* EXTRACTED ENTRIES
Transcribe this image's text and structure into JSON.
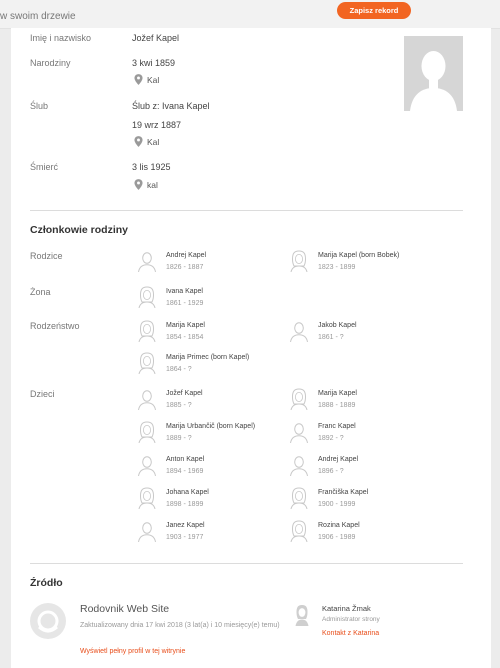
{
  "header": {
    "title": "w swoim drzewie",
    "save_label": "Zapisz rekord"
  },
  "facts": {
    "name": {
      "label": "Imię i nazwisko",
      "value": "Jožef Kapel"
    },
    "birth": {
      "label": "Narodziny",
      "date": "3 kwi 1859",
      "place": "Kal"
    },
    "marriage": {
      "label": "Ślub",
      "spouse": "Ślub z: Ivana Kapel",
      "date": "19 wrz 1887",
      "place": "Kal"
    },
    "death": {
      "label": "Śmierć",
      "date": "3 lis 1925",
      "place": "kal"
    }
  },
  "family": {
    "title": "Członkowie rodziny",
    "parents_label": "Rodzice",
    "spouse_label": "Żona",
    "siblings_label": "Rodzeństwo",
    "children_label": "Dzieci",
    "parents": [
      {
        "name": "Andrej Kapel",
        "dates": "1826 - 1887",
        "gender": "m"
      },
      {
        "name": "Marija Kapel (born Bobek)",
        "dates": "1823 - 1899",
        "gender": "f"
      }
    ],
    "spouse": [
      {
        "name": "Ivana Kapel",
        "dates": "1861 - 1929",
        "gender": "f"
      }
    ],
    "siblings": [
      {
        "name": "Marija Kapel",
        "dates": "1854 - 1854",
        "gender": "f"
      },
      {
        "name": "Jakob Kapel",
        "dates": "1861 - ?",
        "gender": "m"
      },
      {
        "name": "Marija Primec (born Kapel)",
        "dates": "1864 - ?",
        "gender": "f"
      }
    ],
    "children": [
      {
        "name": "Jožef Kapel",
        "dates": "1885 - ?",
        "gender": "m"
      },
      {
        "name": "Marija Kapel",
        "dates": "1888 - 1889",
        "gender": "f"
      },
      {
        "name": "Marija Urbančič (born Kapel)",
        "dates": "1889 - ?",
        "gender": "f"
      },
      {
        "name": "Franc Kapel",
        "dates": "1892 - ?",
        "gender": "m"
      },
      {
        "name": "Anton Kapel",
        "dates": "1894 - 1969",
        "gender": "m"
      },
      {
        "name": "Andrej Kapel",
        "dates": "1896 - ?",
        "gender": "m"
      },
      {
        "name": "Johana Kapel",
        "dates": "1898 - 1899",
        "gender": "f"
      },
      {
        "name": "Frančiška Kapel",
        "dates": "1900 - 1999",
        "gender": "f"
      },
      {
        "name": "Janez Kapel",
        "dates": "1903 - 1977",
        "gender": "m"
      },
      {
        "name": "Rozina Kapel",
        "dates": "1906 - 1989",
        "gender": "f"
      }
    ]
  },
  "source": {
    "title": "Źródło",
    "site_name": "Rodovnik Web Site",
    "updated": "Zaktualizowany dnia 17 kwi 2018 (3 lat(a) i 10 miesięcy(e) temu)",
    "view_link": "Wyświetl pełny profil w tej witrynie",
    "manager_name": "Katarina Žmak",
    "manager_role": "Administrator strony",
    "contact_link": "Kontakt z Katarina"
  },
  "colors": {
    "accent": "#f26522",
    "link": "#e84e1b"
  },
  "icons": {
    "place": "map-pin-icon",
    "male": "male-avatar-icon",
    "female": "female-avatar-icon"
  }
}
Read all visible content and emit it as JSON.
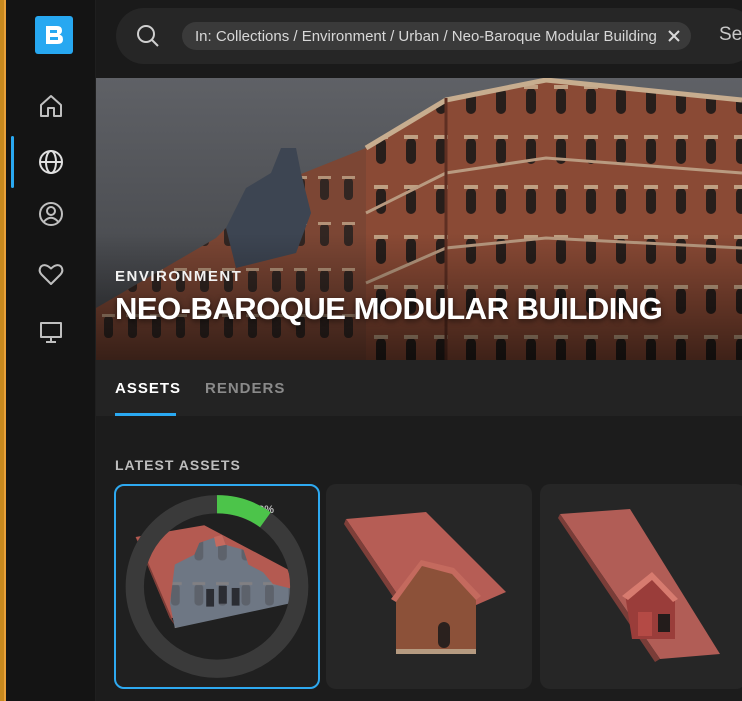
{
  "app": {
    "logo_letter": "B"
  },
  "sidebar": {
    "items": [
      {
        "name": "home",
        "icon": "home-icon"
      },
      {
        "name": "browse",
        "icon": "globe-icon",
        "active": true
      },
      {
        "name": "profile",
        "icon": "user-circle-icon"
      },
      {
        "name": "favorites",
        "icon": "heart-icon"
      },
      {
        "name": "desktop",
        "icon": "monitor-icon"
      }
    ]
  },
  "search": {
    "filter_chip": "In: Collections / Environment / Urban / Neo-Baroque Modular Building",
    "placeholder": "Se"
  },
  "hero": {
    "category": "ENVIRONMENT",
    "title": "NEO-BAROQUE MODULAR BUILDING"
  },
  "tabs": [
    {
      "label": "ASSETS",
      "active": true
    },
    {
      "label": "RENDERS",
      "active": false
    }
  ],
  "assets": {
    "section_title": "LATEST ASSETS",
    "cards": [
      {
        "name": "stepped-gable-roof",
        "selected": true,
        "progress": "9%"
      },
      {
        "name": "roof-with-brick-gable",
        "selected": false
      },
      {
        "name": "roof-with-dormer",
        "selected": false
      }
    ]
  },
  "colors": {
    "accent": "#2aa9f2",
    "logo_bg": "#27a8f1",
    "sidebar_bg": "#141414"
  }
}
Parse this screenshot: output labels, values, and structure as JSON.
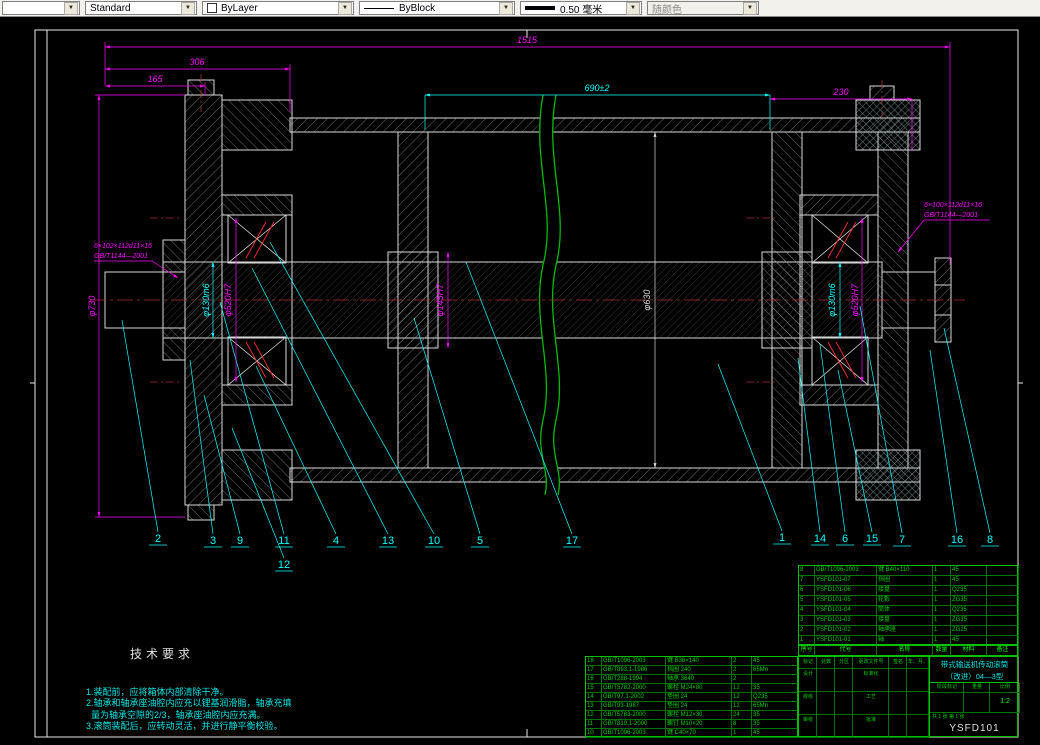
{
  "toolbar": {
    "combo1": "",
    "style": "Standard",
    "color": "ByLayer",
    "linetype": "ByBlock",
    "lineweight": "0.50 毫米",
    "plotstyle": "随颜色"
  },
  "colors": {
    "background": "#000000",
    "geometry": "#d8d8d8",
    "dimension": "#ff00ff",
    "leader": "#00ffff",
    "table": "#00d000",
    "break_line": "#00bb00",
    "centerline": "#b03030"
  },
  "dims": {
    "overall": "1515",
    "left_section": "306",
    "left_end": "165",
    "mid_section": "690±2",
    "right_section": "230",
    "flange_dia": "φ730",
    "bore_left": "φ520H7",
    "shaft_left": "φ130m6",
    "hub_bore": "φ145H7",
    "drum_inner": "φ630",
    "shaft_right": "φ130m6",
    "bore_right": "φ520H7"
  },
  "callouts": {
    "left_line1": "6×102×112d11×16",
    "left_line2": "GB/T1144—2001",
    "right_line1": "6×100×112d11×16",
    "right_line2": "GB/T1144—2001"
  },
  "balloons": [
    "2",
    "3",
    "9",
    "11",
    "12",
    "4",
    "13",
    "10",
    "5",
    "17",
    "1",
    "14",
    "6",
    "15",
    "7",
    "16",
    "8"
  ],
  "tech_req": {
    "title": "技术要求",
    "lines": [
      "1.装配前，应将箱体内部清除干净。",
      "2.轴承和轴承座油腔内应充以锂基润滑脂，轴承充填",
      "  量为轴承空隙的2/3，轴承座油腔内应充满。",
      "3.滚筒装配后，应转动灵活，并进行静平衡校验。"
    ]
  },
  "bom_upper": {
    "rows": [
      [
        "8",
        "GB/T1096-2003",
        "键 B40×110",
        "1",
        "45",
        ""
      ],
      [
        "7",
        "YSFD101-07",
        "挡圈",
        "1",
        "45",
        ""
      ],
      [
        "6",
        "YSFD101-06",
        "接盘",
        "1",
        "Q235",
        ""
      ],
      [
        "5",
        "YSFD101-05",
        "轮毂",
        "1",
        "ZG35",
        ""
      ],
      [
        "4",
        "YSFD101-04",
        "筒体",
        "1",
        "Q235",
        ""
      ],
      [
        "3",
        "YSFD101-03",
        "接盘",
        "1",
        "ZG35",
        ""
      ],
      [
        "2",
        "YSFD101-02",
        "轴承座",
        "1",
        "ZG25",
        ""
      ],
      [
        "1",
        "YSFD101-01",
        "轴",
        "1",
        "45",
        ""
      ]
    ],
    "header_rows": [
      [
        "序号",
        "代号",
        "名称",
        "数量",
        "材料",
        "备注"
      ]
    ]
  },
  "bom_left": {
    "rows": [
      [
        "18",
        "GB/T1096-2003",
        "键 B36×140",
        "2",
        "45"
      ],
      [
        "17",
        "GB/T893.1-1986",
        "挡圈 240",
        "2",
        "65Mn"
      ],
      [
        "16",
        "GB/T288-1994",
        "轴承 3640",
        "2",
        ""
      ],
      [
        "15",
        "GB/T5782-2000",
        "螺栓 M24×80",
        "12",
        "35"
      ],
      [
        "14",
        "GB/T97.1-2002",
        "垫圈 24",
        "12",
        "Q235"
      ],
      [
        "13",
        "GB/T93-1987",
        "垫圈 24",
        "12",
        "65Mn"
      ],
      [
        "12",
        "GB/T5783-2000",
        "螺栓 M12×30",
        "24",
        "35"
      ],
      [
        "11",
        "GB/T819.1-2000",
        "螺钉 M10×20",
        "8",
        "35"
      ],
      [
        "10",
        "GB/T1096-2003",
        "键 C40×70",
        "1",
        "45"
      ]
    ]
  },
  "title_block": {
    "rev_rows": [
      [
        "标记",
        "处数",
        "分区",
        "更改文件号",
        "签名",
        "年、月、日"
      ]
    ],
    "sig_rows": [
      [
        "设计",
        "",
        "",
        "标准化",
        "",
        ""
      ],
      [
        "校核",
        "",
        "",
        "工艺",
        "",
        ""
      ],
      [
        "审核",
        "",
        "",
        "批准",
        "",
        ""
      ]
    ],
    "name_line1": "带式输送机传动滚筒",
    "name_line2": "（改进）04—3型",
    "stage_label": "阶段标记",
    "weight_label": "重量",
    "scale_label": "比例",
    "scale_value": "1:2",
    "sheet_info": "共 1 张  第 1 张",
    "drawing_no": "YSFD101"
  }
}
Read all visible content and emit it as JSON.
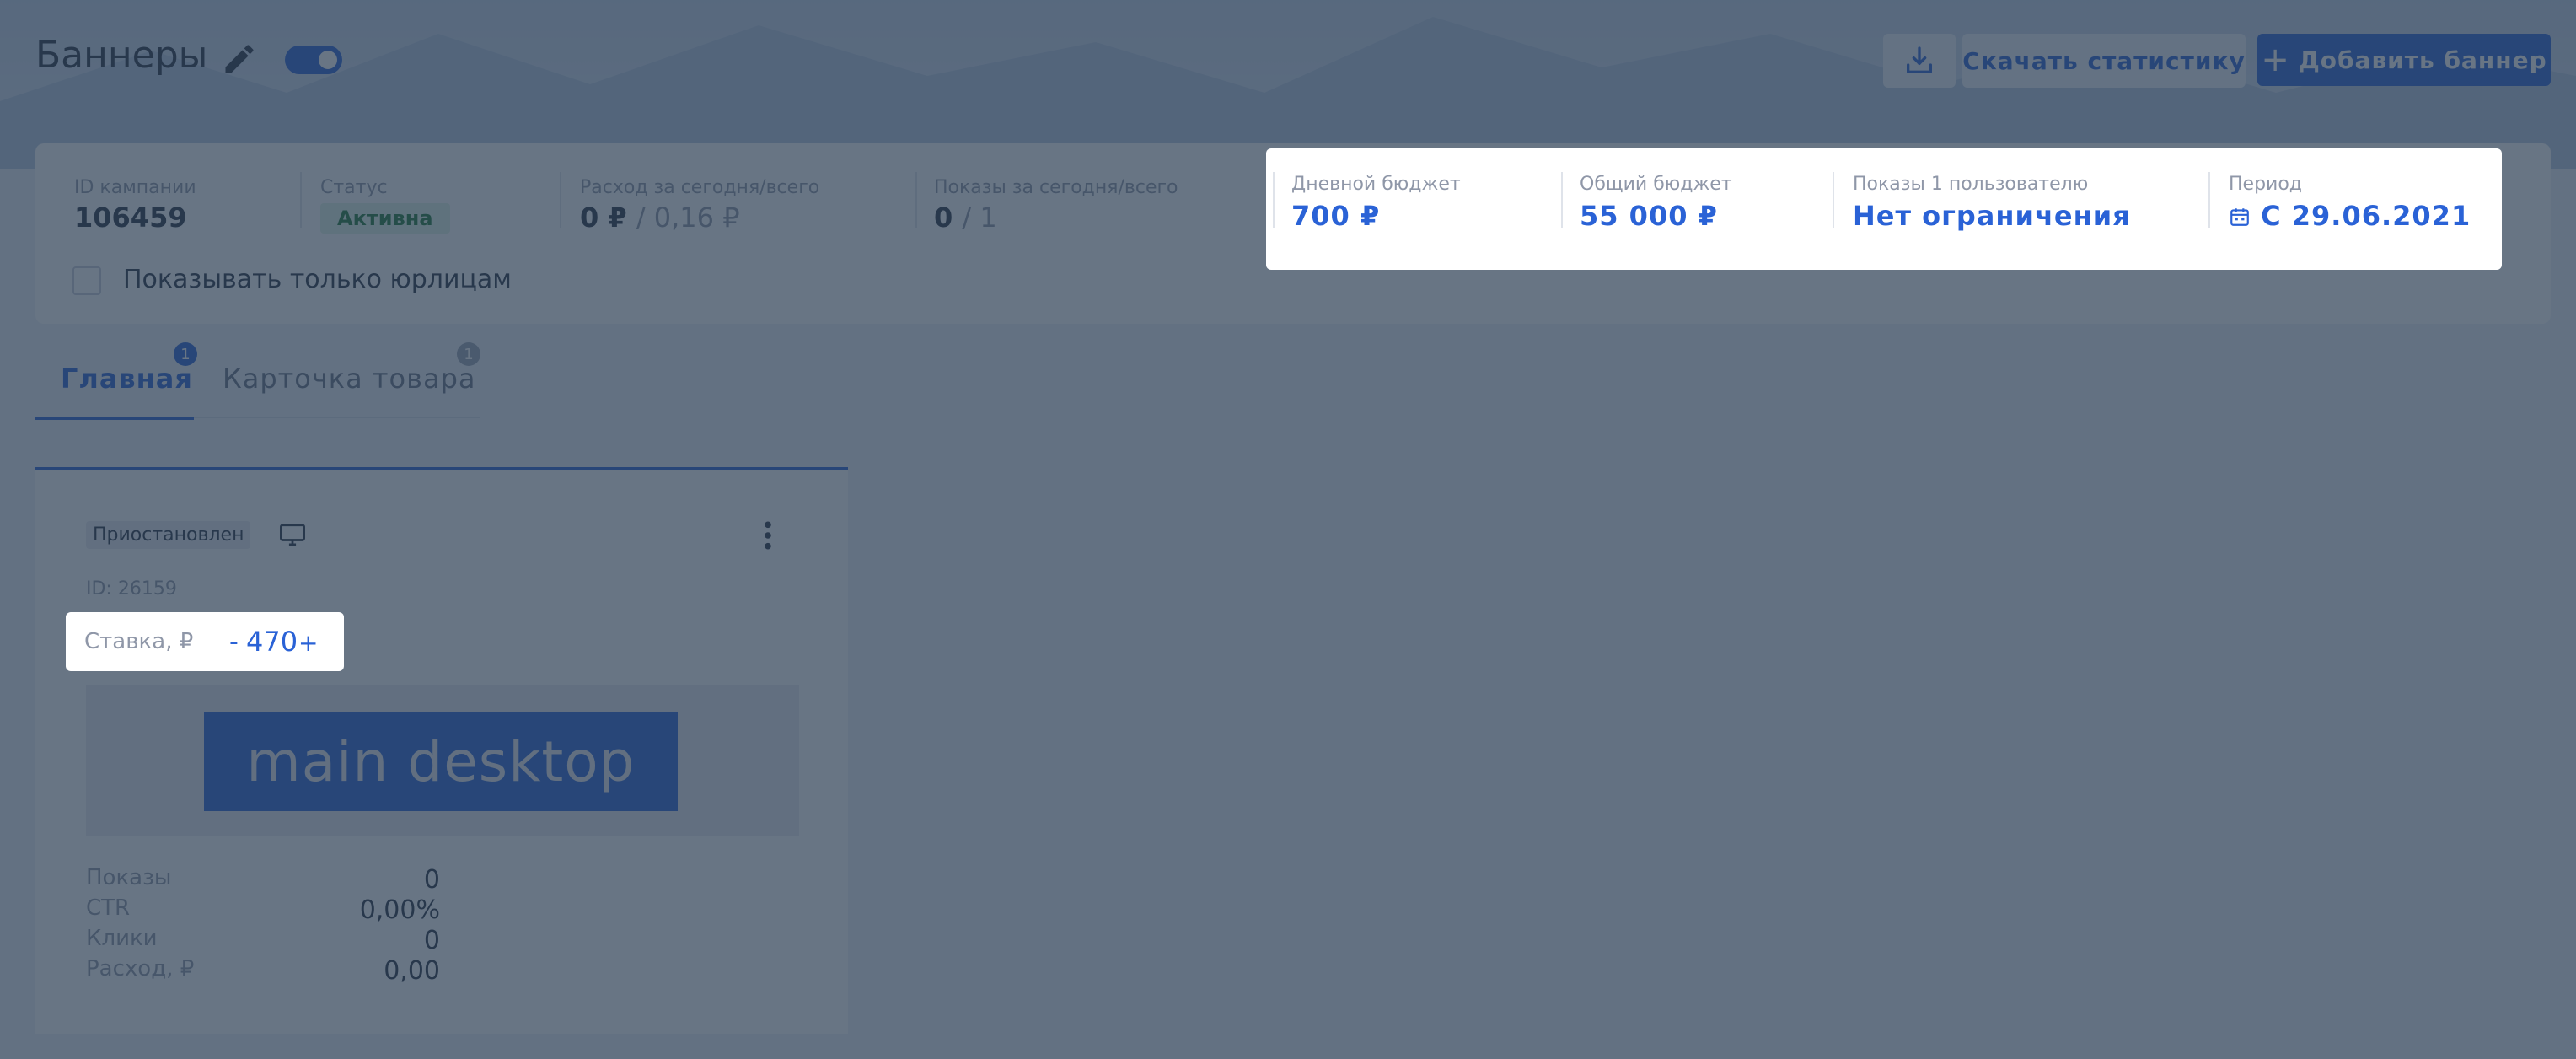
{
  "header": {
    "title": "Баннеры",
    "download_stats": "Скачать статистику",
    "add_banner": "Добавить баннер"
  },
  "campaign": {
    "id_label": "ID кампании",
    "id_value": "106459",
    "status_label": "Статус",
    "status_value": "Активна",
    "spend_label": "Расход за сегодня/всего",
    "spend_today": "0 ₽",
    "spend_total": "/ 0,16 ₽",
    "shows_label": "Показы за сегодня/всего",
    "shows_today": "0",
    "shows_total": "/ 1",
    "daily_budget_label": "Дневной бюджет",
    "daily_budget_value": "700 ₽",
    "total_budget_label": "Общий бюджет",
    "total_budget_value": "55 000 ₽",
    "per_user_label": "Показы 1 пользователю",
    "per_user_value": "Нет ограничения",
    "period_label": "Период",
    "period_value": "С 29.06.2021",
    "checkbox_label": "Показывать только юрлицам"
  },
  "tabs": [
    {
      "label": "Главная",
      "count": "1",
      "active": true
    },
    {
      "label": "Карточка товара",
      "count": "1",
      "active": false
    }
  ],
  "banner": {
    "state": "Приостановлен",
    "id_text": "ID: 26159",
    "rate_label": "Ставка, ₽",
    "rate_minus": "-",
    "rate_value": "470",
    "rate_plus": "+",
    "preview_text": "main desktop",
    "stats": [
      {
        "label": "Показы",
        "value": "0"
      },
      {
        "label": "CTR",
        "value": "0,00%"
      },
      {
        "label": "Клики",
        "value": "0"
      },
      {
        "label": "Расход, ₽",
        "value": "0,00"
      }
    ]
  },
  "colors": {
    "accent": "#2a62d6",
    "overlay": "rgba(40,58,80,0.70)"
  },
  "icons": [
    "edit-icon",
    "download-icon",
    "plus-icon",
    "calendar-icon",
    "monitor-icon",
    "kebab-menu-icon"
  ]
}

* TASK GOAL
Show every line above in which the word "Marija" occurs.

* EXERCISE RESULT
        "name": "Marija Kapel (born Bobek)",
        "name": "Marija Kapel",
        "name": "Marija Primec (born Kapel)",
        "name": "Marija Kapel",
        "name": "Marija Urbančič (born Kapel)",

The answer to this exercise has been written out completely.